By Richard Fisher • Mar 19 2009, 4:06pm
This portion of the review details how the Mitsubishi LT-46148 LCD HDTV performed on the test bench.
Please read the Mitsubishi LT-46148 LCD HDTV Review Essentials, if you have not already.
RGB 0-255 can't pass below black because black is 0.
Unfortunately the same goes for YPbPr 16-235 yet with that video signal black is 16 so it could if designed to do so.
Bottom line, no below black signals will pass.
While not a severe error, it is one that Videophiles should take note of since some small portion of consumer video content will exceed 16 or 235 by a few notches and an ISF calibration would setup a display to account for that anomaly.
By Richard Fisher • Mar 18 2009, 4:29pm
LCD has come a long way since just a few years ago, taking over the flat panel market up to about 50" in screen size.
While Mitsubishi is far better known for rear projection DLP since the demise of CRT, market forces can't be ignored and consumers remain spellbound by the flat panel concept in their homes.
Let's see what Mitsubishi has to offer and how their LCD products compare.
Since last year Mitsubishi has offered 40", 46" and 52" models and the LT46148 is part of their current line of 1920x1080 displays.
By Richard Fisher • Jan 8 2009, 7:37pm
The very ability to inspect and view an HDMI video source goes directly against the copyright capability of the connection since the means to see it would infer a means to steal it.
At this time the Panasonic PTAE-1000U has been kept in the stable just for the purpose of using the Wave Form Monitor feature.

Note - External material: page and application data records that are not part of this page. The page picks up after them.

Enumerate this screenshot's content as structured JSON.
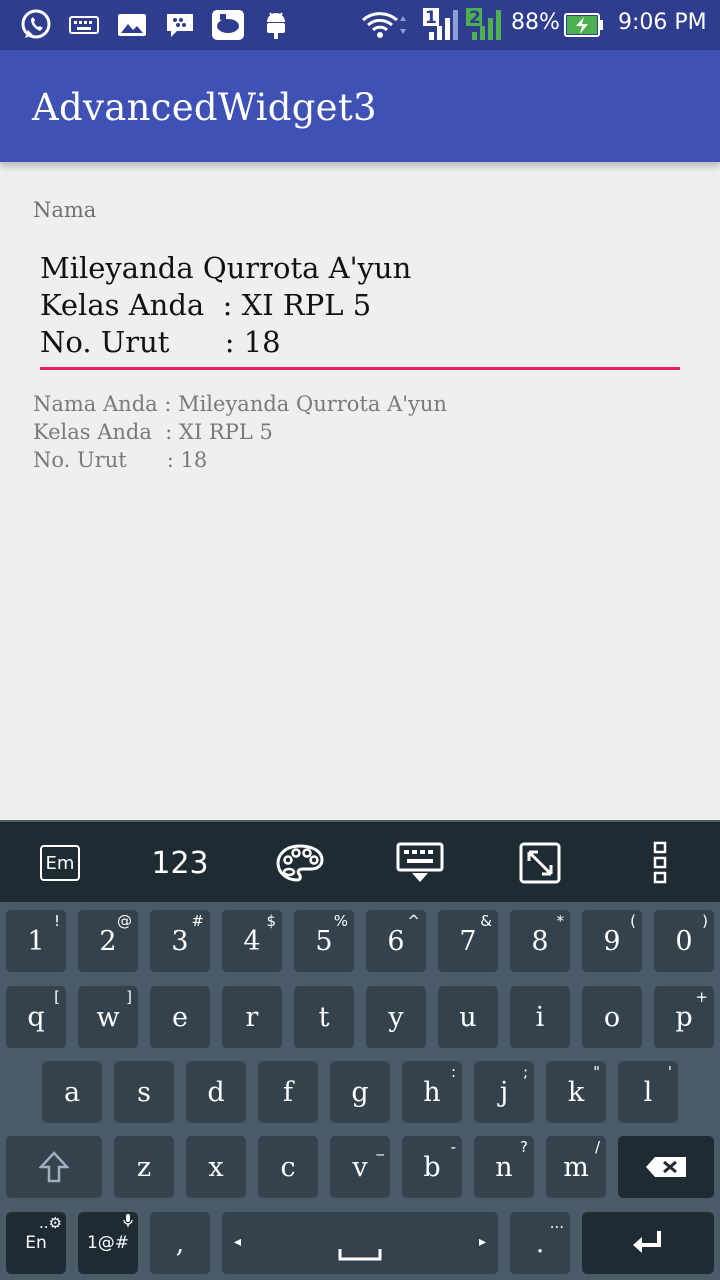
{
  "status_bar": {
    "battery": "88%",
    "time": "9:06 PM",
    "sim1": "1",
    "sim2": "2"
  },
  "app": {
    "title": "AdvancedWidget3"
  },
  "form": {
    "label": "Nama",
    "input_lines": [
      "Mileyanda Qurrota A'yun",
      "Kelas Anda  : XI RPL 5",
      "No. Urut      : 18"
    ],
    "underline_color": "#e91e63"
  },
  "output": {
    "lines": [
      "Nama Anda : Mileyanda Qurrota A'yun",
      "Kelas Anda  : XI RPL 5",
      "No. Urut      : 18"
    ]
  },
  "keyboard": {
    "toolbar": {
      "emoji": "Em",
      "numbers": "123"
    },
    "row1": [
      {
        "k": "1",
        "s": "!"
      },
      {
        "k": "2",
        "s": "@"
      },
      {
        "k": "3",
        "s": "#"
      },
      {
        "k": "4",
        "s": "$"
      },
      {
        "k": "5",
        "s": "%"
      },
      {
        "k": "6",
        "s": "^"
      },
      {
        "k": "7",
        "s": "&"
      },
      {
        "k": "8",
        "s": "*"
      },
      {
        "k": "9",
        "s": "("
      },
      {
        "k": "0",
        "s": ")"
      }
    ],
    "row2": [
      {
        "k": "q",
        "s": "["
      },
      {
        "k": "w",
        "s": "]"
      },
      {
        "k": "e",
        "s": ""
      },
      {
        "k": "r",
        "s": ""
      },
      {
        "k": "t",
        "s": ""
      },
      {
        "k": "y",
        "s": ""
      },
      {
        "k": "u",
        "s": ""
      },
      {
        "k": "i",
        "s": ""
      },
      {
        "k": "o",
        "s": ""
      },
      {
        "k": "p",
        "s": "+"
      }
    ],
    "row3": [
      {
        "k": "a",
        "s": ""
      },
      {
        "k": "s",
        "s": ""
      },
      {
        "k": "d",
        "s": ""
      },
      {
        "k": "f",
        "s": ""
      },
      {
        "k": "g",
        "s": ""
      },
      {
        "k": "h",
        "s": ":"
      },
      {
        "k": "j",
        "s": ";"
      },
      {
        "k": "k",
        "s": "\""
      },
      {
        "k": "l",
        "s": "'"
      }
    ],
    "row4": [
      {
        "k": "z",
        "s": ""
      },
      {
        "k": "x",
        "s": ""
      },
      {
        "k": "c",
        "s": ""
      },
      {
        "k": "v",
        "s": "_"
      },
      {
        "k": "b",
        "s": "-"
      },
      {
        "k": "n",
        "s": "?"
      },
      {
        "k": "m",
        "s": "/"
      }
    ],
    "lang_key": "En",
    "symbols_key": "1@#",
    "comma_key": ",",
    "period_key": ".",
    "more_hint": "...",
    "lang_hint": "..⚙"
  }
}
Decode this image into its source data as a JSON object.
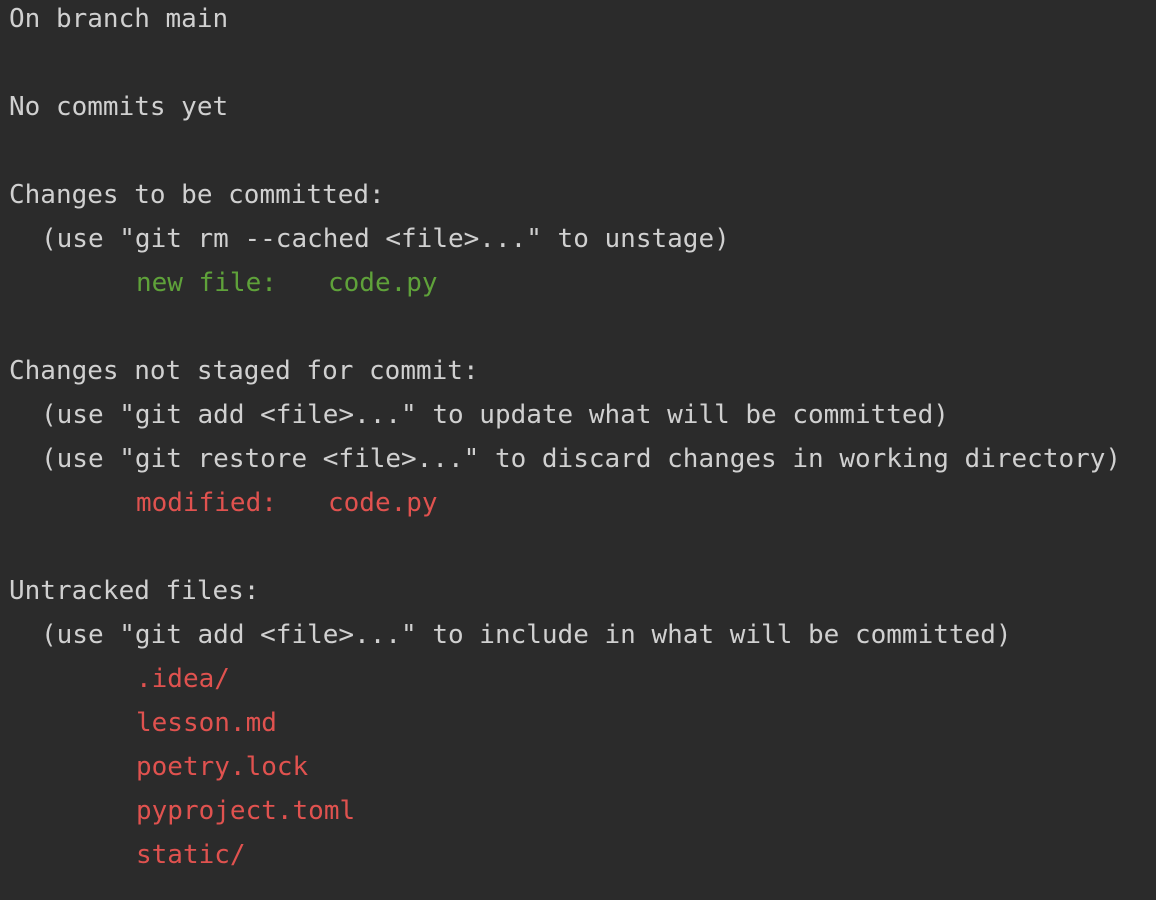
{
  "status": {
    "branch_line": "On branch main",
    "commits_line": "No commits yet",
    "staged": {
      "header": "Changes to be committed:",
      "hint": "(use \"git rm --cached <file>...\" to unstage)",
      "entries": [
        {
          "label": "new file:",
          "file": "code.py"
        }
      ]
    },
    "unstaged": {
      "header": "Changes not staged for commit:",
      "hints": [
        "(use \"git add <file>...\" to update what will be committed)",
        "(use \"git restore <file>...\" to discard changes in working directory)"
      ],
      "entries": [
        {
          "label": "modified:",
          "file": "code.py"
        }
      ]
    },
    "untracked": {
      "header": "Untracked files:",
      "hint": "(use \"git add <file>...\" to include in what will be committed)",
      "files": [
        ".idea/",
        "lesson.md",
        "poetry.lock",
        "pyproject.toml",
        "static/"
      ]
    }
  },
  "colors": {
    "background": "#2b2b2b",
    "text": "#d0d0d0",
    "staged": "#5fa23a",
    "unstaged": "#e0524f"
  }
}
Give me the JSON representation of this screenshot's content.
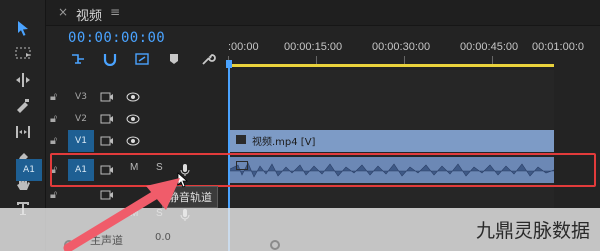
{
  "tab": {
    "close": "×",
    "title": "视频",
    "menu": "≡"
  },
  "timecode": "00:00:00:00",
  "ruler": {
    "labels": [
      ":00:00",
      "00:00:15:00",
      "00:00:30:00",
      "00:00:45:00",
      "00:01:00:0"
    ]
  },
  "tracks": {
    "v3": {
      "name": "V3"
    },
    "v2": {
      "name": "V2"
    },
    "v1": {
      "name": "V1"
    },
    "a1": {
      "source": "A1",
      "name": "A1",
      "mute": "M",
      "solo": "S"
    },
    "a2": {
      "mute": "M",
      "solo": "S"
    },
    "master": {
      "name": "主声道",
      "value": "0.0"
    }
  },
  "clips": {
    "video_label": "视频.mp4 [V]"
  },
  "tooltip": "静音轨道",
  "watermark": "九鼎灵脉数据",
  "colors": {
    "accent": "#4aa3ff",
    "highlight": "#e23b3b",
    "clip_video": "#7d9bc6",
    "clip_audio": "#6c88b5",
    "ruler_bar": "#e9d23c"
  },
  "icons": {
    "tools": [
      "selection-icon",
      "track-select-icon",
      "ripple-edit-icon",
      "razor-icon",
      "slip-icon",
      "pen-icon",
      "hand-icon",
      "type-icon"
    ],
    "header": [
      "snap-icon",
      "magnet-icon",
      "linked-select-icon",
      "marker-icon",
      "wrench-icon"
    ]
  }
}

While the Wave Form Monitor does suffer when looking at high frequency response video such as bursts, it is also the perfect tool for checking IRE levels and color decoding.

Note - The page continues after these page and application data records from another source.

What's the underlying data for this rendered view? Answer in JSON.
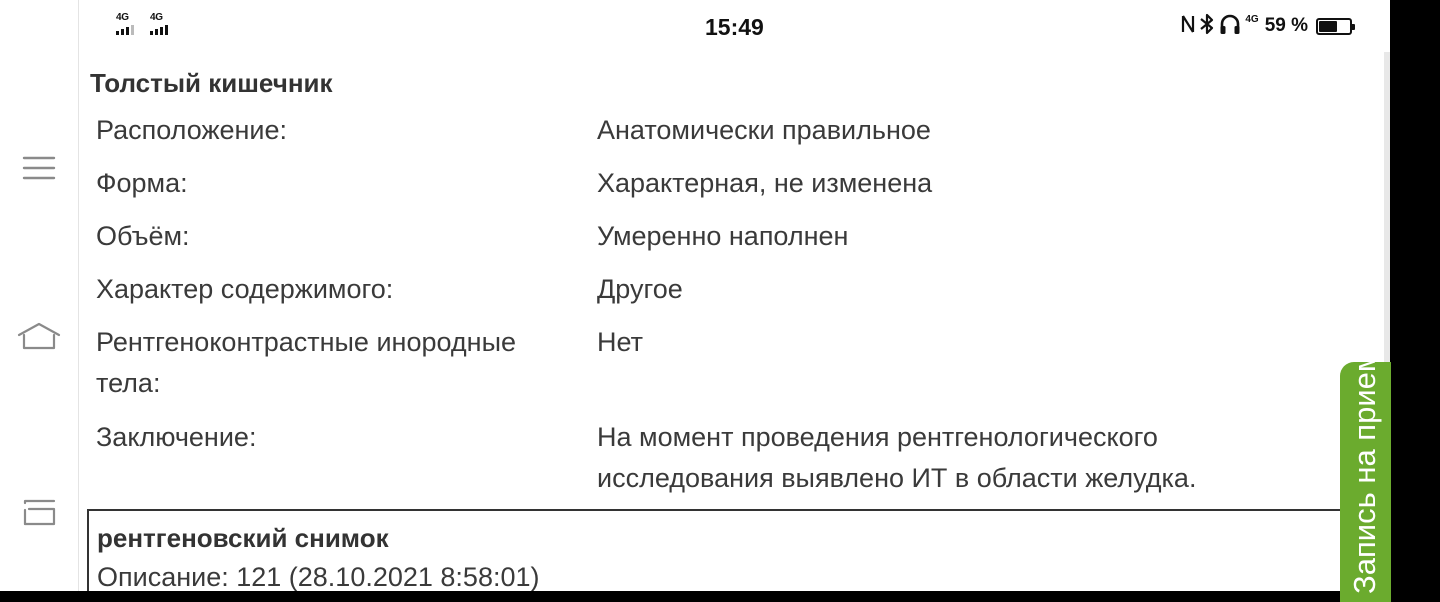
{
  "status_bar": {
    "network_left": [
      "4G",
      "4G"
    ],
    "time": "15:49",
    "network_right": "4G",
    "battery_percent": "59 %",
    "battery_level": 0.59,
    "icons": [
      "nfc-icon",
      "bluetooth-icon",
      "headphones-icon"
    ]
  },
  "nav": {
    "icons": [
      "menu-icon",
      "home-icon",
      "back-icon"
    ]
  },
  "section": {
    "title": "Толстый кишечник",
    "rows": [
      {
        "label": "Расположение:",
        "value": "Анатомически правильное"
      },
      {
        "label": "Форма:",
        "value": "Характерная, не изменена"
      },
      {
        "label": "Объём:",
        "value": "Умеренно наполнен"
      },
      {
        "label": "Характер содержимого:",
        "value": "Другое"
      },
      {
        "label": "Рентгеноконтрастные инородные тела:",
        "value": "Нет"
      },
      {
        "label": "Заключение:",
        "value": "На момент проведения рентгенологического исследования выявлено ИТ в области желудка."
      }
    ]
  },
  "xray": {
    "title": "рентгеновский снимок",
    "description": "Описание: 121 (28.10.2021 8:58:01)"
  },
  "appointment_tab": {
    "label": "Запись на прием",
    "color": "#6bab2e"
  }
}
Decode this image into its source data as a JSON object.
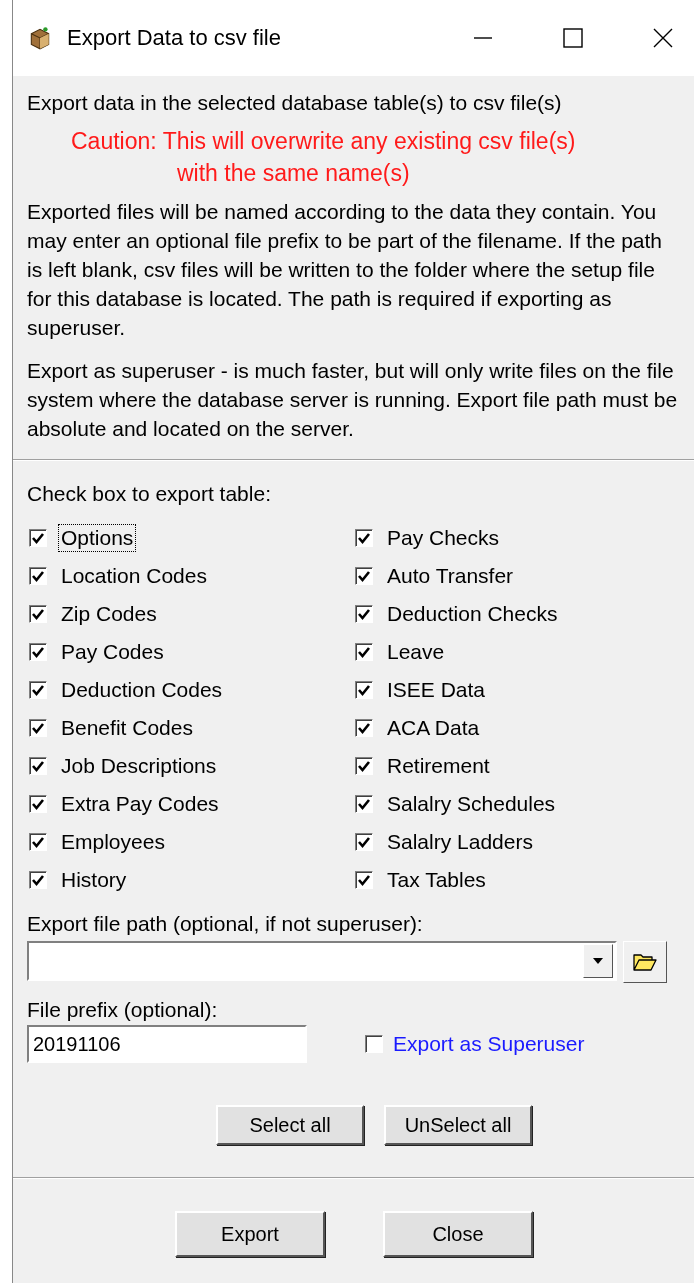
{
  "window": {
    "title": "Export Data to csv file"
  },
  "intro": "Export data in the selected database table(s) to csv file(s)",
  "caution": [
    "Caution: This will overwrite any existing csv file(s)",
    "with the same name(s)"
  ],
  "paragraphs": [
    "Exported files will be named according to the data they contain. You may enter an optional file prefix to be part of the filename. If the path is left blank, csv files will be written to the folder where the setup file for this database is located. The path is required if exporting as superuser.",
    "Export as superuser - is much faster, but will only write files on the file system where the database server is running. Export file path must be absolute and located on the server."
  ],
  "tables_label": "Check box to export table:",
  "tables": [
    {
      "label": "Options",
      "checked": true,
      "focused": true
    },
    {
      "label": "Location Codes",
      "checked": true,
      "focused": false
    },
    {
      "label": "Zip Codes",
      "checked": true,
      "focused": false
    },
    {
      "label": "Pay Codes",
      "checked": true,
      "focused": false
    },
    {
      "label": "Deduction Codes",
      "checked": true,
      "focused": false
    },
    {
      "label": "Benefit Codes",
      "checked": true,
      "focused": false
    },
    {
      "label": "Job Descriptions",
      "checked": true,
      "focused": false
    },
    {
      "label": "Extra Pay Codes",
      "checked": true,
      "focused": false
    },
    {
      "label": "Employees",
      "checked": true,
      "focused": false
    },
    {
      "label": "History",
      "checked": true,
      "focused": false
    },
    {
      "label": "Pay Checks",
      "checked": true,
      "focused": false
    },
    {
      "label": "Auto Transfer",
      "checked": true,
      "focused": false
    },
    {
      "label": "Deduction Checks",
      "checked": true,
      "focused": false
    },
    {
      "label": "Leave",
      "checked": true,
      "focused": false
    },
    {
      "label": "ISEE Data",
      "checked": true,
      "focused": false
    },
    {
      "label": "ACA Data",
      "checked": true,
      "focused": false
    },
    {
      "label": "Retirement",
      "checked": true,
      "focused": false
    },
    {
      "label": "Salalry Schedules",
      "checked": true,
      "focused": false
    },
    {
      "label": "Salalry Ladders",
      "checked": true,
      "focused": false
    },
    {
      "label": "Tax Tables",
      "checked": true,
      "focused": false
    }
  ],
  "path_label": "Export file path (optional, if not superuser):",
  "prefix_label": "File prefix (optional):",
  "prefix_value": "20191106",
  "superuser": {
    "label": "Export as Superuser",
    "checked": false
  },
  "select_buttons": [
    "Select all",
    "UnSelect all"
  ],
  "footer_buttons": [
    "Export",
    "Close"
  ]
}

This does come with the limitation of only being able to check YPbPr output, preventing me from verifiying the switching to RGB output that would be required for a DVI input.
Some of the results are based on visual calibration checks as well as signal and are noted.

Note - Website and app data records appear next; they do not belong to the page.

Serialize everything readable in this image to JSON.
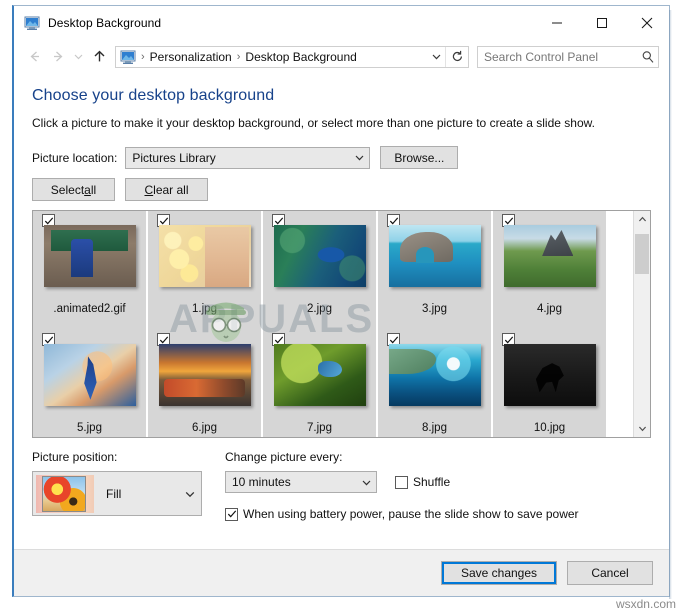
{
  "window": {
    "title": "Desktop Background",
    "icon": "desktop-background-icon",
    "controls": {
      "minimize": "minimize-icon",
      "maximize": "maximize-icon",
      "close": "close-icon"
    }
  },
  "navbar": {
    "back": "back-arrow-icon",
    "forward": "forward-arrow-icon",
    "recent": "recent-locations-icon",
    "up": "up-arrow-icon",
    "breadcrumb": [
      "Personalization",
      "Desktop Background"
    ],
    "separator": "›",
    "dropdown": "chevron-down-icon",
    "refresh": "refresh-icon",
    "search": {
      "placeholder": "Search Control Panel",
      "value": "",
      "icon": "search-icon"
    }
  },
  "content": {
    "heading": "Choose your desktop background",
    "subtext": "Click a picture to make it your desktop background, or select more than one picture to create a slide show.",
    "picture_location": {
      "label": "Picture location:",
      "value": "Pictures Library"
    },
    "browse_button": "Browse...",
    "select_all_button": {
      "pre": "Select ",
      "accel": "a",
      "post": "ll"
    },
    "clear_all_button": {
      "pre": "",
      "accel": "C",
      "post": "lear all"
    }
  },
  "grid": {
    "rows": [
      [
        {
          "name": ".animated2.gif",
          "checked": true,
          "art": "art-animated"
        },
        {
          "name": "1.jpg",
          "checked": true,
          "art": "art-1"
        },
        {
          "name": "2.jpg",
          "checked": true,
          "art": "art-2"
        },
        {
          "name": "3.jpg",
          "checked": true,
          "art": "art-3"
        },
        {
          "name": "4.jpg",
          "checked": true,
          "art": "art-4"
        }
      ],
      [
        {
          "name": "5.jpg",
          "checked": true,
          "art": "art-5"
        },
        {
          "name": "6.jpg",
          "checked": true,
          "art": "art-6"
        },
        {
          "name": "7.jpg",
          "checked": true,
          "art": "art-7"
        },
        {
          "name": "8.jpg",
          "checked": true,
          "art": "art-8"
        },
        {
          "name": "10.jpg",
          "checked": true,
          "art": "art-10"
        }
      ],
      [
        {
          "name": "",
          "checked": true,
          "art": "art-dark-strip"
        },
        {
          "name": "",
          "checked": true,
          "art": "art-blue-strip"
        },
        {
          "name": "",
          "checked": true,
          "art": "art-gray-strip"
        },
        {
          "name": "",
          "checked": true,
          "art": "art-dark-strip"
        },
        {
          "name": "",
          "checked": true,
          "art": "art-dark-strip"
        }
      ]
    ],
    "scrollbar": {
      "up": "scroll-up-icon",
      "down": "scroll-down-icon"
    }
  },
  "options": {
    "picture_position": {
      "label": "Picture position:",
      "value": "Fill"
    },
    "change_picture_every": {
      "label": "Change picture every:",
      "value": "10 minutes"
    },
    "shuffle": {
      "label": "Shuffle",
      "checked": false
    },
    "battery": {
      "label": "When using battery power, pause the slide show to save power",
      "checked": true
    }
  },
  "footer": {
    "save_label": "Save changes",
    "cancel_label": "Cancel"
  },
  "watermarks": {
    "appuals": "APPUALS",
    "wsxdn": "wsxdn.com"
  },
  "colors": {
    "heading": "#17428a",
    "accent": "#0078d7",
    "window_border": "#3a7dbd",
    "cell_bg": "#d6d6d6"
  }
}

All tests were performed using Digital Video Essentials as the source material.
By Richard Fisher • Jan 7 2009, 11:15pm
Since 2006, OPPO has been providing a DVD performance envelope covering the main feature, the movie, at roughly the $200 mark directly competing with other players and external scalers costing $1000 plus.
They have been earning my recommendation since then along with a full model line review last year.
When it was announced that OPPO was releasing a flag ship DVD player at nearly double the price, I requested a review sample to find out how OPPO has raised the bar on an already very successful product line.
As with past models...
By Richard Fisher • Jul 31 2008, 3:16pm
While rarely mentioned over the decades, vertical filtering, which removes horizontal detail in your image, has been around as long as CRT has and is still used to this day in displays and source scaling.
Even with the arrival of DTV in 1998, vertical filtering was commonly used in the video circuits of consumer 1080i HDTV CRT displays.
For this article we are looking at vertical or horizontal filtering related to luminance response.
The first step with horizontal and vertical filtering is...